NOTE: This is a simulcast event from University of Georgia's Skidaway Institute of Oceanography in Savannah, GA

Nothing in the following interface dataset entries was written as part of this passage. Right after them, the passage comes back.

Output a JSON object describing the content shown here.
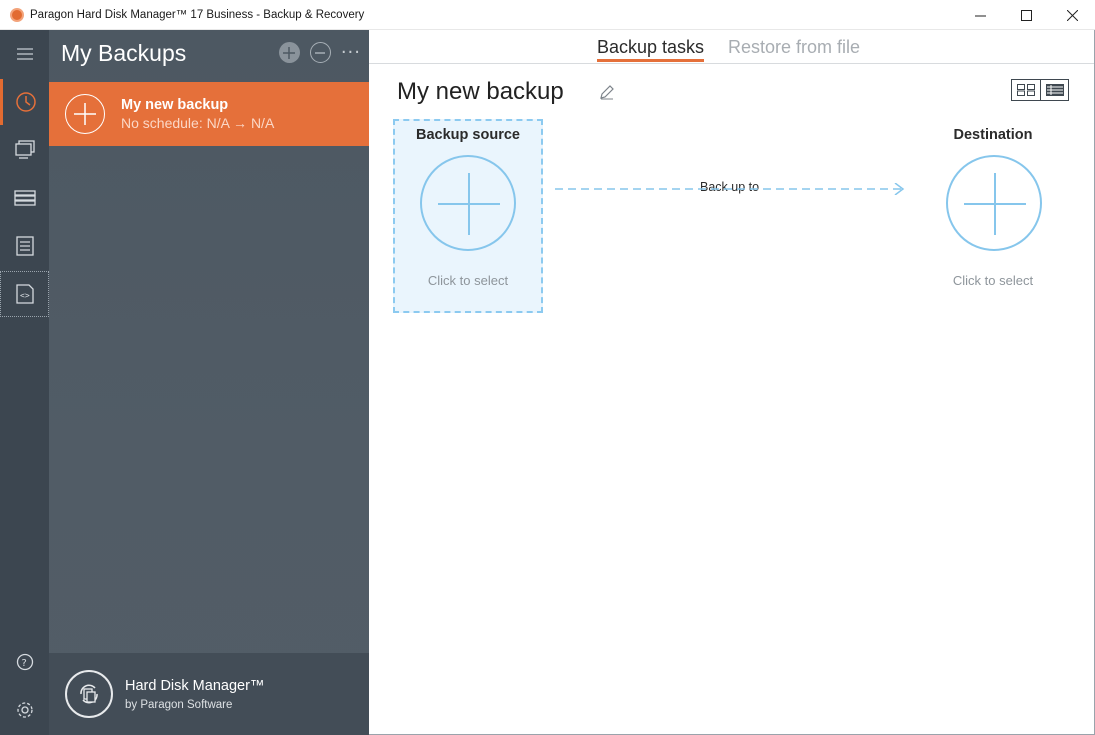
{
  "window": {
    "title": "Paragon Hard Disk Manager™ 17 Business - Backup & Recovery",
    "controls": [
      "minimize",
      "maximize",
      "close"
    ]
  },
  "rail": {
    "items": [
      {
        "icon": "menu-icon"
      },
      {
        "icon": "backup-clock-icon",
        "active": true
      },
      {
        "icon": "disk-copy-icon"
      },
      {
        "icon": "partition-icon"
      },
      {
        "icon": "log-icon"
      },
      {
        "icon": "script-icon"
      },
      {
        "icon": "help-icon"
      },
      {
        "icon": "settings-icon"
      }
    ]
  },
  "panel": {
    "title": "My Backups",
    "add_tooltip": "+",
    "remove_tooltip": "−",
    "more_label": "···",
    "backups": [
      {
        "name": "My new backup",
        "schedule": "No schedule: N/A → N/A"
      }
    ],
    "footer": {
      "product": "Hard Disk Manager™",
      "vendor": "by Paragon Software"
    }
  },
  "main": {
    "tabs": [
      {
        "label": "Backup tasks",
        "active": true
      },
      {
        "label": "Restore from file",
        "active": false
      }
    ],
    "task_title": "My new backup",
    "source": {
      "label": "Backup source",
      "hint": "Click to select"
    },
    "arrow_label": "Back up to",
    "destination": {
      "label": "Destination",
      "hint": "Click to select"
    }
  },
  "colors": {
    "accent": "#e5703a",
    "rail": "#3c4650",
    "panel": "#4d5862",
    "link_blue": "#86c6ec"
  }
}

A new profiling platform, the Coastal Bottom Drifter, was designed and built to observe near bottom environments in coastal regions. It is capable of drifting near the bottom with a prescribed clearance or at a constant depth and observe properties at up to 300 m of depth. The platform can be deployed for days or up to several months. The integrated Iridium communication allows the user to receive positions and data while the platform is surfaced, as well as send new missions to the instrument. The platform can observe various physical and biochemical parameters, such as temperature, salinity, oxygen and velocities and has the capacity to carry additional sensors to measure e.g. pH, turbidity or nutrients. In addition, it can profile to the surface at chosen intervals. The use of an acoustic bottom-tracking device allows the construction of a drifter trajectory while at the same time providing information about ocean circulation at different depths. Additionally, the ADCP provides information about suspended particles and possible sediment transport. Examples of recent deployments show that these measurements are valuable in understanding coastal environments as well as the dominant physical processes that cause mixing and set the conditions for local biological activity.